Understanding, Lost And Found in Translation
Monday, August 7, 2006
Alittle less than a year into my husband's tour of duty with the Army in Germany, I lay in a bed in the Kreißsaal (labor ward), hoping to delay our baby's birth as long as possible.
As I pulled books from the bag of distractions that my husband had brought to help pass the time, I found I had to brush a fine dusting of sand from each cover. The bag had been unused since his deployment to Iraq, its pockets still coated with the unintentional souvenir of a year I'd rather forget. By the time I wiped the fifth book clean, the baby decided he had had enough of life on the inside and switched residence to an incubator in the neonatal intensive care unit.
Our son's premature birth was difficult enough, but the communication barrier made things almost impossible.

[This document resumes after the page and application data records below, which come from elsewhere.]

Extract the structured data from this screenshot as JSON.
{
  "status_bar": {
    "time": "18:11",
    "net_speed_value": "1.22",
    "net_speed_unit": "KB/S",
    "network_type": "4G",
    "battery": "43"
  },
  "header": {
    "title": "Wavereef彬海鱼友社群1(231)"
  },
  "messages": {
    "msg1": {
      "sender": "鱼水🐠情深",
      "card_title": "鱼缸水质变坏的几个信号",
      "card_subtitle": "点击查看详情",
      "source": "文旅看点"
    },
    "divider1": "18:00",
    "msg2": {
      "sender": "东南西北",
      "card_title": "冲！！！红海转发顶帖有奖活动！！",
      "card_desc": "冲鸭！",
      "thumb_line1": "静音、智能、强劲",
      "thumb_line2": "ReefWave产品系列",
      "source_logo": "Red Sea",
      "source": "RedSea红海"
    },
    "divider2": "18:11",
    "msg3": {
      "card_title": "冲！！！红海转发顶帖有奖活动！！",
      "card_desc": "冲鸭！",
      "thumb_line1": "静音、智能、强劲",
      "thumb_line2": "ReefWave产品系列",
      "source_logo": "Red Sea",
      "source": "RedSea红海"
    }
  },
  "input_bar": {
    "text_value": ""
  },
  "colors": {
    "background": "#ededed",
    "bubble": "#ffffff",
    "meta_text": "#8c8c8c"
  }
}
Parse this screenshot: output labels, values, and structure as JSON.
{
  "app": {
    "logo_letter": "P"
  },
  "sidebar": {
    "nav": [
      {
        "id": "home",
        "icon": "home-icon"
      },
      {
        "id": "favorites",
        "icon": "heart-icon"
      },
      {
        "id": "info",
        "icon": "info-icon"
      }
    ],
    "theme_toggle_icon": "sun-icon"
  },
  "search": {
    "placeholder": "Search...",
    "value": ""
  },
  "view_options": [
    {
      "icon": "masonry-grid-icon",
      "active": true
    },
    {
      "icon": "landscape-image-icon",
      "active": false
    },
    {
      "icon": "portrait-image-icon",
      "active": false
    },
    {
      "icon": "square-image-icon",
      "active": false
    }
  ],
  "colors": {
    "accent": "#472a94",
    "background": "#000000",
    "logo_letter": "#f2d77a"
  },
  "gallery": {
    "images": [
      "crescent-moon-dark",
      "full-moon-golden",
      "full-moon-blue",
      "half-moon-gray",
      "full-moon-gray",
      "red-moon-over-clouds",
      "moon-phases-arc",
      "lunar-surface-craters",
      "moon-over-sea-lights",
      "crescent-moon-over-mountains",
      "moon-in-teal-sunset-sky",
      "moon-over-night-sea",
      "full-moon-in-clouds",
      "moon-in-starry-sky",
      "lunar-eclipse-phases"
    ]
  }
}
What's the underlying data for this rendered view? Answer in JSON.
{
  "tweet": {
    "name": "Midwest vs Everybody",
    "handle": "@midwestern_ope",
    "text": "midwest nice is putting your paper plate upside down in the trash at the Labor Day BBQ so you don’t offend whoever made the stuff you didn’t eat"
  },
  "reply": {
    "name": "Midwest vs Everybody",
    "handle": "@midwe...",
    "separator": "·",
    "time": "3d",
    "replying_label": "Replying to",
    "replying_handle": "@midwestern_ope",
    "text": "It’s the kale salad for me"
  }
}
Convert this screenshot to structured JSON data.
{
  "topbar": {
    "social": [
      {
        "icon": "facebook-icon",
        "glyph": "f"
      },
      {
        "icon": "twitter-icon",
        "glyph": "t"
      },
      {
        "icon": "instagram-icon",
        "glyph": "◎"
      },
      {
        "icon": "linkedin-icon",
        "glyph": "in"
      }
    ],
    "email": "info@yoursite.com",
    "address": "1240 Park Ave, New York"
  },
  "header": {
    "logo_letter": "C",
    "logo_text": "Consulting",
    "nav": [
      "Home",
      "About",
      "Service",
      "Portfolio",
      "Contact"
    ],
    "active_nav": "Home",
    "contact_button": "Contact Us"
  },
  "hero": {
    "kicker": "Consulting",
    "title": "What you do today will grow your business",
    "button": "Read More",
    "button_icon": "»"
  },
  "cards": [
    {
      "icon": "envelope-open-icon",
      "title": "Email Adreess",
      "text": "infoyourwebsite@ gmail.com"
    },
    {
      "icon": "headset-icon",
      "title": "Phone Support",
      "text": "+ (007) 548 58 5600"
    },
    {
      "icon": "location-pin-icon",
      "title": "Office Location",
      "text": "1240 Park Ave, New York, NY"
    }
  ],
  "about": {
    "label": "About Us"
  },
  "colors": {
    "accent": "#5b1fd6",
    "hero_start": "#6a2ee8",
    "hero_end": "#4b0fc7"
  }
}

Each morning, after perusing the enigma that was his chart with my German-English dictionary, I'd go in search of the nurse assigned to us that day. And then, in a comic combination of hand gestures, pidgin "Germglish" and facial expressions, I'd try to glean my son's prognosis.
As I interrogated die Schwestern (nurses) at the level of a 4-year-old, they would look at me with exasperation when my choice of words failed to convey the intended meaning. My language studies had prepared me only for small talk about the weather and directions to the train station. I couldn't discuss my son's condition with any fluency.
After a week's sojourn in the Kinderklinik , instead of the usual round of caregivers, we were assigned a few nurses whose English, though not impeccable, could make do. The best of these was Sylvia, a friendly woman with dancing eyes, who spoke with a fluency and humor that immediately put me at ease, despite the wires and tubes that invaded my son's tiny body.
Sylvia took the time to help me understand the notations on the seemingly inscrutable hospital chart. On days when she was responsible for other patients, she would forgo her cigarette break to check up on us. And when the other nurses failed to comprehend my questions, she gladly acted as my champion, translating both my language and emotions without effort, using those critical words I seemed incapable of finding.
But most important, she treated us with utter kindness. As she cared for my baby, Sylvia would call him mein Schatz (my treasure) in a singsong voice, and it seemed to me that she truly meant it. And as I stood watch over him each day, she never failed to offer her assistance or stop by for a chat.
After a few weeks, it seemed there was nothing that Sylvia and I couldn't talk about. Astonishingly, our language differences seemed only to fuel conversation, our missteps directing us to topics we might not have found otherwise. And this gift, these innocuous discussions about music, travel and life, made me feel more at home in the sterile environment of the neonatal ICU.
One day, after a visit from my husband in uniform, Sylvia came in to check on my son.
"Your husband," she asked as she tested the baby's reflexes, "will he go to Iraq?"
It's a common enough question these days, but my husband's job and the war were among the few things that Sylvia and I had not talked about. I replied that he had just returned from deployment in Baghdad and probably would go back eventually.
"Ah," she said. "I am Iraqi, you know."
I did not know. Though Sylvia's dark hair and eyes didn't match the blond, blue-eyed stereotype of old, I had been in Germany long enough to see that Germans come in all shades and ethnicities. That she was of another nationality simply hadn't occurred to me.
As I listened to Sylvia speak of her homeland, I desperately wanted to ask her view of the war. Did she find America's actions in Iraq justified? Or did she condemn the fight, vilifying the policies executed by soldiers like my husband? I wanted to inquire, to start a dialogue, yet once again I could not find the words.
Part of me held back because I was afraid to somehow offend this woman who had so willingly stepped forward as my ally. I was frightened that by opening that particular Pandora's box I might alter our relationship for the worse, potentially affecting my son's care. But largely, I did not speak up because I knew I would be expected to reciprocate. I could not bring myself to enter a conversation that might lead me, a soldier's wife, to admit my reservations about the war and my husband's role in it.
Funny how during this time it was always the words that I could not say that had the most influence on my life: as a foreigner, as a new mother and as the wife of a soldier during a time of war.
As my son's first birthday approaches, I am planning to return to the Kinderklinik. I would like to donate some of his old clothes and, yes, to show him off. I have been studying my German dutifully in anticipation of this visit, learning the appropriate phrases to express my gratitude as well as discuss the advances in my baby's Entwicklung (development). In particular, I intend to thank Sylvia again for all of her kindnesses, and hopefully take her out for a drink.
Over a glass of wine, after we've traded our most recent histories and adventures, I would like to think I will finally take the opportunity to ask her thoughts on the war. But I know that I probably will not. Even after so much has been said and done, I find myself still hesitant, the courage and words still unfound.